Cereal banks empower Niger women
January 2011: Behind a walled compound in the village of Gangatarey, in the Dosso region of Niger, 6 women meet weekly to discuss plans for their business. The women run a cereal bank, established with support from Plan that provides food for the entire community.
Plan uses cereal banks to ensure that families have enough food until the next harvest, reducing their dependence on unpredictable rains.
In 2010, tens of thousands of people across Niger suffered from food shortages. Plan distributed 3,500 tonnes of food to 200,000 people struggling to survive in Dosso and Tillabéri. While immediate aid distribution staves off hunger in the short term, Plan has also been working with communities to develop a long-term sustainable solution to hunger.
Grain for all
Cereal banks help to ensure the availability of food during the lean period and equal access to grain for all, especially the most vulnerable. Plan guides local committee elections, training and cereal bank construction, empowering the whole community, especially women, to manage their own food supply.
Plan has helped 86 communities across Niger to establish grain banks. The all-woman management team in Gangatarey is unusual - most cereal banks, like other businesses in Niger, are run by men. The 6-woman team ranges in age from a young, unmarried woman to a grandmother of 11 children.
Driven by hunger
“Women traditionally feed the village; we know when our children and neighbours are hungry,” said Sakina Hassan, the cereal bank treasurer. “Our intimate knowledge of hunger drives our management of the cereal bank.”
The women are responsible for control of all cereal bank operations: sales, stock replenishment, logistics, security, finance and administration. Grain is sold at a lower than market price to enable the poorest to purchase locally when food is scarce.
Challenging gender roles
Gangatarey’s women made the cereal bank a community effort from the start when they organised the donation of more than 3,000 mud bricks to construct the granary. In the first year of operation, they sold 90 sacks of 100 kg of grain to the village - improving food security for 536 families, which they hope to double this year.
Running the business has entailed challenging traditional gender roles – but with Plan’s help they have developed their confidence, stock management and leadership skills, which has helped them gain respect.
“There are still a few people in the village, some of them women, who remind us where a woman’s place is - staying at home and caring for her family’s needs,” said Ms Hassan. “But more and more, people are changing their minds because they recognise how we are helping the community.”

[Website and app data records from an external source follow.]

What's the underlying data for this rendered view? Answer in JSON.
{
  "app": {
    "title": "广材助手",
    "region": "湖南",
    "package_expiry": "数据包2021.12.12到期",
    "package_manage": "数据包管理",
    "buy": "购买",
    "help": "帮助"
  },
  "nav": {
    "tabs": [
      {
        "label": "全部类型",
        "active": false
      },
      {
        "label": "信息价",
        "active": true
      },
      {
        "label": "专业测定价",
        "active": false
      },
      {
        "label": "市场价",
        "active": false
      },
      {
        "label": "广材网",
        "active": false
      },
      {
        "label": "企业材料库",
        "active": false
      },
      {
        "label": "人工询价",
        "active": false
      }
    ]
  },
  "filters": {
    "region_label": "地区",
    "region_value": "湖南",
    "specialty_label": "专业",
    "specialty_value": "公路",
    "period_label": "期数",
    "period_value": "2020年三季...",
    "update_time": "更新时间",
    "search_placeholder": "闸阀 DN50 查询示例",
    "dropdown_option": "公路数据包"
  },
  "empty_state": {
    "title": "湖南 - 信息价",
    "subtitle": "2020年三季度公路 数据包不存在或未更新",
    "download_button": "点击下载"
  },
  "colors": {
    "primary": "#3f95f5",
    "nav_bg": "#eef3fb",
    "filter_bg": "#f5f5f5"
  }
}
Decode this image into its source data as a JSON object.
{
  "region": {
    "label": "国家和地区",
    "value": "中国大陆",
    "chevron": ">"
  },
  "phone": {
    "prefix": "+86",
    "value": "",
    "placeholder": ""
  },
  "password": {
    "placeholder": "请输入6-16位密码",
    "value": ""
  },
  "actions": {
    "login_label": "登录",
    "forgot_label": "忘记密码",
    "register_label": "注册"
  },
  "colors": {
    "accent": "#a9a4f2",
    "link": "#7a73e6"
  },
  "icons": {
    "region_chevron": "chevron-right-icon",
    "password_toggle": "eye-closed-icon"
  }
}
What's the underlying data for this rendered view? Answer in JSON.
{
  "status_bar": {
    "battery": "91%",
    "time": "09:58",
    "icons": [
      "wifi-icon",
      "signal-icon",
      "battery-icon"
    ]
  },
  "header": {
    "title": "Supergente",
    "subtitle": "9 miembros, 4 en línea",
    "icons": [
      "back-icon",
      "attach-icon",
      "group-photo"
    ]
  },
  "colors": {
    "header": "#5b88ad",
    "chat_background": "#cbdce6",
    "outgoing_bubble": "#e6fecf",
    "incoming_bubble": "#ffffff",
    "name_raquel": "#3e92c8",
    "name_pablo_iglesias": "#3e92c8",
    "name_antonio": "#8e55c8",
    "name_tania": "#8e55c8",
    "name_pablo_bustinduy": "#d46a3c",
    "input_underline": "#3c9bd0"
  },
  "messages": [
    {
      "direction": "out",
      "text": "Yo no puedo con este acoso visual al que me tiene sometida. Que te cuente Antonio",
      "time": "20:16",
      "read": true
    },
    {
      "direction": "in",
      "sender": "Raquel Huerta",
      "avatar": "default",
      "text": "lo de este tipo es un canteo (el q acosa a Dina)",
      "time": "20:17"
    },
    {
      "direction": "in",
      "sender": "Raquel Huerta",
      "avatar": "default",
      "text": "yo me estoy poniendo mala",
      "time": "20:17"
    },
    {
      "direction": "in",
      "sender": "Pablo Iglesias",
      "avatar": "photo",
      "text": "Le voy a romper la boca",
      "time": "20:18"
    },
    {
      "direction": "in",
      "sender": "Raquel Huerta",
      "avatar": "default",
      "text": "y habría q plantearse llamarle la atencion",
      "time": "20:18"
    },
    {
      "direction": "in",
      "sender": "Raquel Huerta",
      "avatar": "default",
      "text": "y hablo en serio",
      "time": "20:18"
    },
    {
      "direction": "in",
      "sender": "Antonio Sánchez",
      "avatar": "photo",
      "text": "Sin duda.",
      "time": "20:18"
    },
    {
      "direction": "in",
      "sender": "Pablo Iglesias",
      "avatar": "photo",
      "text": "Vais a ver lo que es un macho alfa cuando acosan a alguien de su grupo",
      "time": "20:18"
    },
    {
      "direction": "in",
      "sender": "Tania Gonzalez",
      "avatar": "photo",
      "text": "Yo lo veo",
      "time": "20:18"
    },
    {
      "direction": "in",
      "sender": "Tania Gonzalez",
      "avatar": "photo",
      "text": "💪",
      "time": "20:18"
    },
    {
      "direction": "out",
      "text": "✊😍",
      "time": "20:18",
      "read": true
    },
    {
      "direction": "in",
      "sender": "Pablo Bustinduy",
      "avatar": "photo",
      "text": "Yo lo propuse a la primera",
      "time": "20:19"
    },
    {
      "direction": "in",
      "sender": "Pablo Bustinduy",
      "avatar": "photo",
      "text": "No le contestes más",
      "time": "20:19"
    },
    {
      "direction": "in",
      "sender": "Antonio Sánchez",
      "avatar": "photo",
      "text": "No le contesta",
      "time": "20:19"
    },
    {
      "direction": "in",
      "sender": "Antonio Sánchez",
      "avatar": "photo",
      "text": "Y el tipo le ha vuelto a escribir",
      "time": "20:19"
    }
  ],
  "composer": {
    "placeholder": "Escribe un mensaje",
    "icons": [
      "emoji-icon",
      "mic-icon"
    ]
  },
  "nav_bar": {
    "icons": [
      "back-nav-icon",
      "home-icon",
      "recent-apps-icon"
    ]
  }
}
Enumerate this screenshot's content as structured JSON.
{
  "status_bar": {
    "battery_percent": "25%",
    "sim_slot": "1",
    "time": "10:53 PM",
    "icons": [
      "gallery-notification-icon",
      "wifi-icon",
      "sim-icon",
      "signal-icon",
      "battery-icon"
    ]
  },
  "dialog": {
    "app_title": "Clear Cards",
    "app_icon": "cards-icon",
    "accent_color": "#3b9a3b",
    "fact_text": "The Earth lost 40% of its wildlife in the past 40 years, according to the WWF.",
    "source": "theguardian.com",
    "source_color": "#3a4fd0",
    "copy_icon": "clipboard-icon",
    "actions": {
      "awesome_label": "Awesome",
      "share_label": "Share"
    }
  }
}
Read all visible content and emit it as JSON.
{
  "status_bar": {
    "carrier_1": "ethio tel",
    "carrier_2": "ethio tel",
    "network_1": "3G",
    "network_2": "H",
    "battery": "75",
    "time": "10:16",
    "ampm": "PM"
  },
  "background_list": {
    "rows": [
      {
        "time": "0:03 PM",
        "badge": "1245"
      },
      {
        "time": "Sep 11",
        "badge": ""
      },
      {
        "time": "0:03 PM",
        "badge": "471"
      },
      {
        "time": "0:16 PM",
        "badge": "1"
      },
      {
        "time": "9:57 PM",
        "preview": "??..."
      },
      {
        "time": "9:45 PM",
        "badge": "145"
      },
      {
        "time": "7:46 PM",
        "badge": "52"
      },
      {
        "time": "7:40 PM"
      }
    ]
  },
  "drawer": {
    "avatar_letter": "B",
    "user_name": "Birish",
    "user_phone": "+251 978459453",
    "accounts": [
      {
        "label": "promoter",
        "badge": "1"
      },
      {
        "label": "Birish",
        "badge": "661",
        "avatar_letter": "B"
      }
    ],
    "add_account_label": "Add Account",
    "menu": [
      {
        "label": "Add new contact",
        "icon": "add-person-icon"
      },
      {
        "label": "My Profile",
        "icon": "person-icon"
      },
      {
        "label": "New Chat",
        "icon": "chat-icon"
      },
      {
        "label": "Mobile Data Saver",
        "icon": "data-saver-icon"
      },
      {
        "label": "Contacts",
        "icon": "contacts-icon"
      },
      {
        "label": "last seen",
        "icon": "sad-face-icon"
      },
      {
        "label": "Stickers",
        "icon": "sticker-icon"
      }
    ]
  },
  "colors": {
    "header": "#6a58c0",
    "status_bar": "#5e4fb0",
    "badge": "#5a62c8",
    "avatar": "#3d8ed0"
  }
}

Read more about Plan's work in Niger.
Learn about Plan’s Because I am a Girl campaign to promote girls’ rights.